One of the most influential people in my life is my 5th grade teacher Mr. Murphy. Mr. Murphy did not impart any words of wisdom that I specifically remember, nor has all the knowledge he taught me stayed with me throughout the years—in 5th grade I could name all the states and the capitals, and that is no longer the case. I can say that every Christmas my mother still displays a Santa made out of egg carton pieces that sits in a silver painted turkey bone sleigh I made in his class, and that decoration will probably outlast any of the knowledge learned in Mr. Murphy’s classroom.
One might ask why Mr. Murphy is such an important person in my life if my school year spent with him 20 years ago, though wonderful, wasn’t life changing. It was out of the classroom that Mr. Murphy helped me meet the best teacher I ever had: the wilderness. My father had introduced me to the wilderness as a child, taking me camping and fishing with the family, but Mr. Murphy solidified my passion for the out of doors and helped it become a long lasting love. For that I will be forever thankful, as this passion and love has not only lead me into a profession I love, but the wilderness has contributed to a higher self-esteem and a positive sense of self.
At about 13 years old, I embarked on my first backpacking trip ever with Mr. Murphy as the lead. It was a week long trek that ended after hiking to the top of Mt. Whitney, the tallest peak in the continental United States. One might think that is impressive for a first backpacking trip, but perhaps more impressive is that my second trip was two years later when I hiked the John Muir Trail (200 miles total) with Mr. Murphy and 3 others. I have been up Mt. Whitney a totally of three times in my life, all with Mr. Murphy as my guide.
I was excited to come back to high school in the fall able to report that I backpacked 200 miles when giving reports regarding what we did during summer vacation. I felt accomplished. I felt important. In high school where everyone is judged and ranked, the outdoors provided relief from all of that stress. Mother Nature treats everyone the same; if she rains on you, she is raining on the guy next to you as well. She doesn’t play favorites and she welcomes anyone who wants to join her non-exclusive clique.
I accomplished something that I didn’t think anyone else in my class had done, and even if they had, it wouldn’t have felt like a competition. For example, anytime I run into a person that also did the John Muir Trail, it is a way to connect through memories and shared adventure rather than compare and compete. Just doing it is a feat, and no one is keeping time or marking the score. That is the great thing about the wilderness: it isn’t about being good, but rather just being out there.
Being out of doors became something I needed as I grew older. I crave the sunshine, fresh air and feeling free.
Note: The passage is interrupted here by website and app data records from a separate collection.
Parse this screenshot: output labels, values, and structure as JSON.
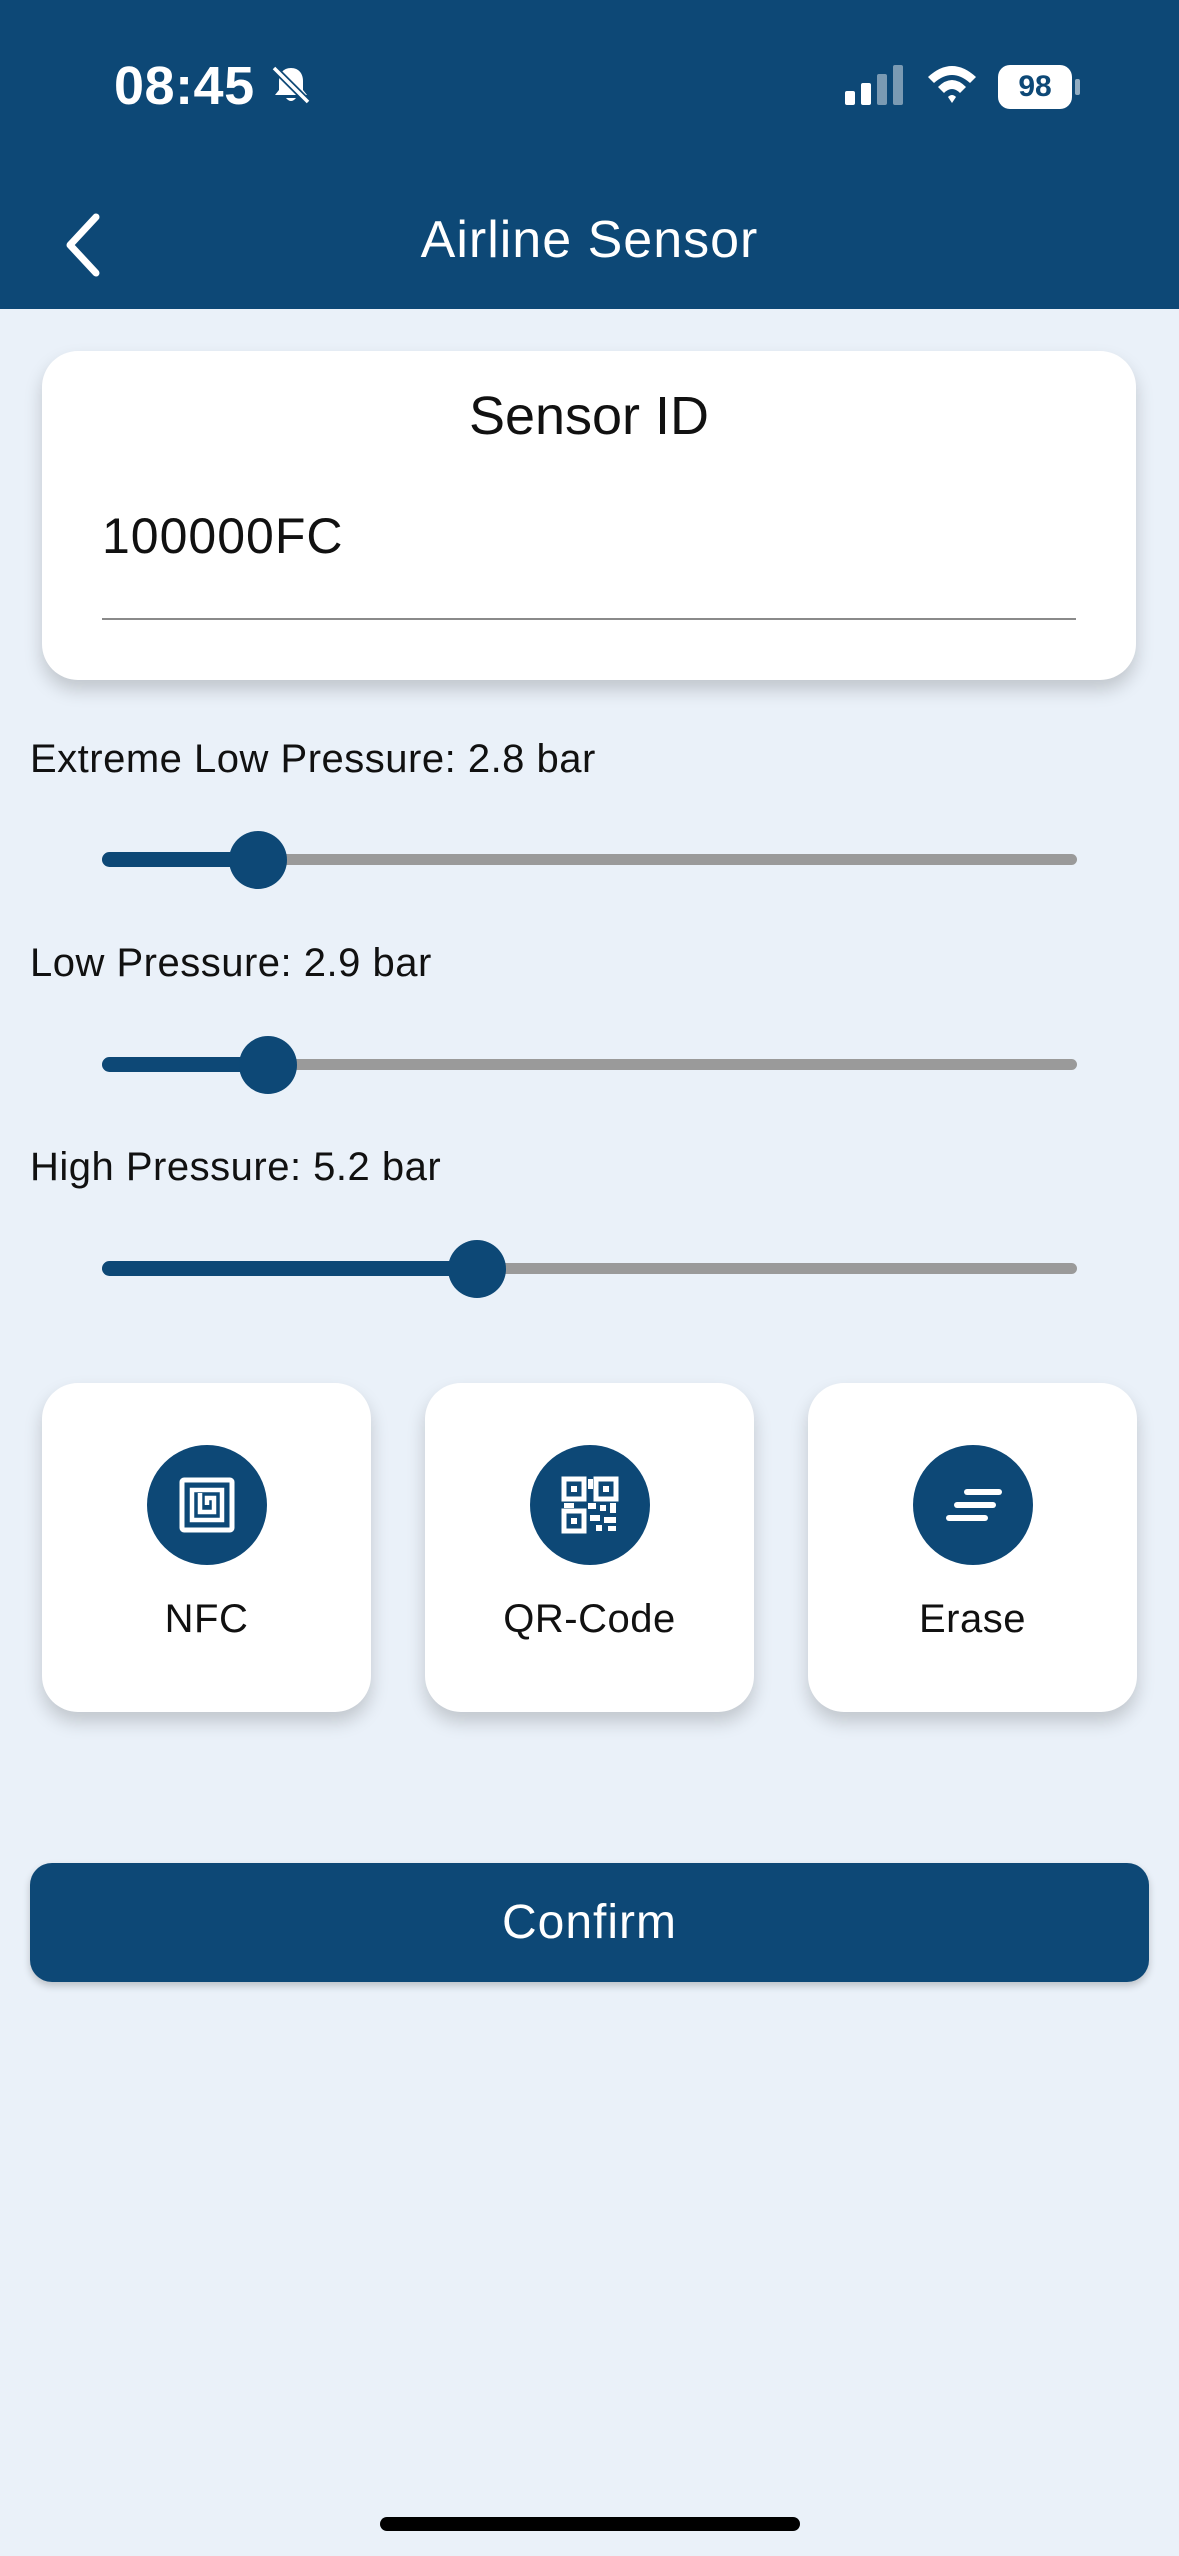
{
  "status_bar": {
    "time": "08:45",
    "battery": "98"
  },
  "header": {
    "title": "Airline Sensor"
  },
  "sensor": {
    "title": "Sensor ID",
    "value": "100000FC"
  },
  "sliders": [
    {
      "label": "Extreme Low Pressure: 2.8 bar",
      "fraction": 0.16
    },
    {
      "label": "Low Pressure: 2.9 bar",
      "fraction": 0.17
    },
    {
      "label": "High Pressure: 5.2 bar",
      "fraction": 0.385
    }
  ],
  "actions": {
    "nfc": {
      "label": "NFC",
      "icon": "nfc-icon"
    },
    "qr": {
      "label": "QR-Code",
      "icon": "qr-code-icon"
    },
    "erase": {
      "label": "Erase",
      "icon": "erase-icon"
    }
  },
  "confirm": {
    "label": "Confirm"
  },
  "colors": {
    "primary": "#0d4876",
    "background": "#eaf1f9",
    "card": "#ffffff",
    "track": "#9a9a9a"
  }
}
Due to the trips I took with Mr. Murphy, I became a strong believer in the power of the wilderness. It helped me find out who I was, gave me room to explore and think, challenged me both physically and mentally, and showed me I was capable of anything if I put my mind to it.
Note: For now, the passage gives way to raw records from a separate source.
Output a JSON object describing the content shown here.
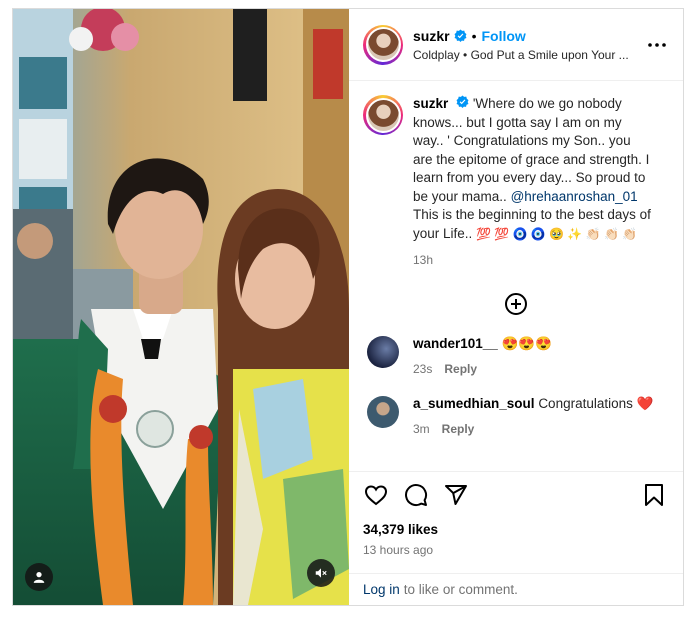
{
  "post": {
    "username": "suzkr",
    "follow_label": "Follow",
    "separator": "•",
    "audio": "Coldplay • God Put a Smile upon Your ...",
    "caption_text": "'Where do we go nobody knows... but I gotta say I am on my way.. ' Congratulations my Son.. you are the epitome of grace and strength. I learn from you every day... So proud to be your mama..",
    "mention": "@hrehaanroshan_01",
    "caption_tail": "This is the beginning to the best days of your Life..",
    "caption_emojis": "💯 💯 🧿 🧿 🥹 ✨ 👏🏻 👏🏻 👏🏻",
    "caption_time": "13h",
    "likes": "34,379 likes",
    "posted": "13 hours ago"
  },
  "comments": [
    {
      "username": "wander101__",
      "text": "😍😍😍",
      "time": "23s",
      "reply": "Reply"
    },
    {
      "username": "a_sumedhian_soul",
      "text": "Congratulations ❤️",
      "time": "3m",
      "reply": "Reply"
    }
  ],
  "footer": {
    "login_label": "Log in",
    "login_tail": "to like or comment."
  },
  "icons": {
    "verified": "verified-badge-icon",
    "more": "more-options-icon",
    "load_more": "load-more-comments-icon",
    "like": "heart-icon",
    "comment": "comment-icon",
    "share": "share-icon",
    "save": "bookmark-icon",
    "tagged": "user-tag-icon",
    "mute": "muted-speaker-icon"
  },
  "colors": {
    "accent": "#0095f6",
    "link": "#00376b",
    "verified": "#0095f6"
  }
}
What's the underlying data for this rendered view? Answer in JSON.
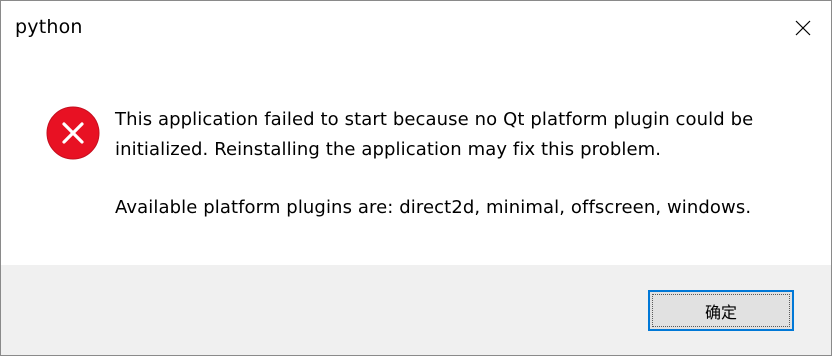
{
  "window": {
    "title": "python"
  },
  "icons": {
    "close": "close-icon",
    "error": "error-icon"
  },
  "message": {
    "line1": "This application failed to start because no Qt platform plugin could be",
    "line2": "initialized. Reinstalling the application may fix this problem.",
    "line3": "Available platform plugins are: direct2d, minimal, offscreen, windows."
  },
  "buttons": {
    "ok_label": "确定"
  },
  "colors": {
    "error_red": "#e81123",
    "accent_blue": "#0078d7",
    "footer_bg": "#f0f0f0"
  }
}
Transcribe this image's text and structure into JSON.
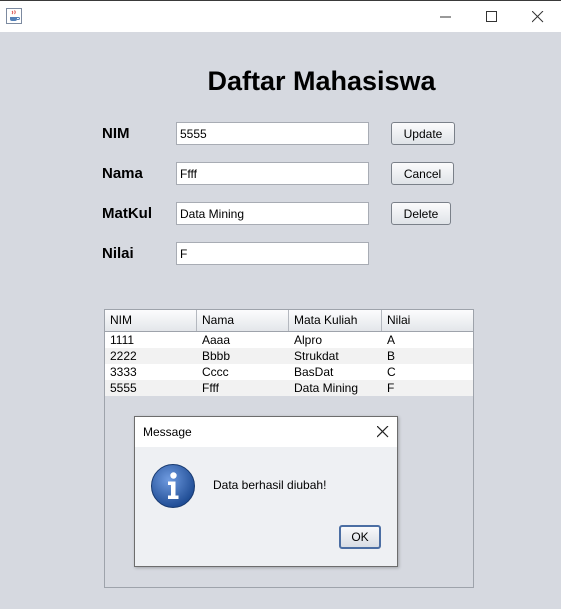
{
  "window": {
    "app_icon": "java-cup-icon",
    "controls": [
      "minimize-icon",
      "maximize-icon",
      "close-icon"
    ]
  },
  "form": {
    "title": "Daftar Mahasiswa",
    "fields": [
      {
        "label": "NIM",
        "value": "5555"
      },
      {
        "label": "Nama",
        "value": "Ffff"
      },
      {
        "label": "MatKul",
        "value": "Data Mining"
      },
      {
        "label": "Nilai",
        "value": "F"
      }
    ],
    "buttons": {
      "update": "Update",
      "cancel": "Cancel",
      "delete": "Delete"
    }
  },
  "table": {
    "columns": [
      "NIM",
      "Nama",
      "Mata Kuliah",
      "Nilai"
    ],
    "rows": [
      [
        "1111",
        "Aaaa",
        "Alpro",
        "A"
      ],
      [
        "2222",
        "Bbbb",
        "Strukdat",
        "B"
      ],
      [
        "3333",
        "Cccc",
        "BasDat",
        "C"
      ],
      [
        "5555",
        "Ffff",
        "Data Mining",
        "F"
      ]
    ]
  },
  "dialog": {
    "title": "Message",
    "message": "Data berhasil diubah!",
    "ok_label": "OK",
    "icon": "info-icon"
  },
  "colors": {
    "background": "#d6d9e0",
    "accent": "#4b6ea3",
    "info_icon": "#2f5fa8"
  }
}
Because of this passion, this love, I have become someone that helps others experience the wilderness. Right now it is in the form of gardening. Feeling the dirt in your fingernails, naming more plants than you ever imagined your brain could remember, harvesting food and cooking it that same day, witnessing seeds you planted grow, sweating due to hard work, helping others, and accomplishing tasks you never fathomed you were capable of, all happen at Pacific Quest. Not to mention all of this is done within a group of peers that consider themselves family, meaning they support, love and care for each other and the land on which they tend. All of this can help someone harvest a sense of belonging, an opportunity to learn more about yourself and increased self-esteem, products that come along with the bananas, papayas and greens growing in the soil.
So although Mr. Murphy was a wonderful teacher, he will remain a role model not for being an educator but for being a guide. I hope I can be to just one child what Mr. Murphy was to me. I may not be the best teacher in the world, as I am no match for what the wilderness can teach. I can only hope I can introduce the wilderness into people’s lives so they too meet the best teacher I have ever known.
By Mary Beth Osoro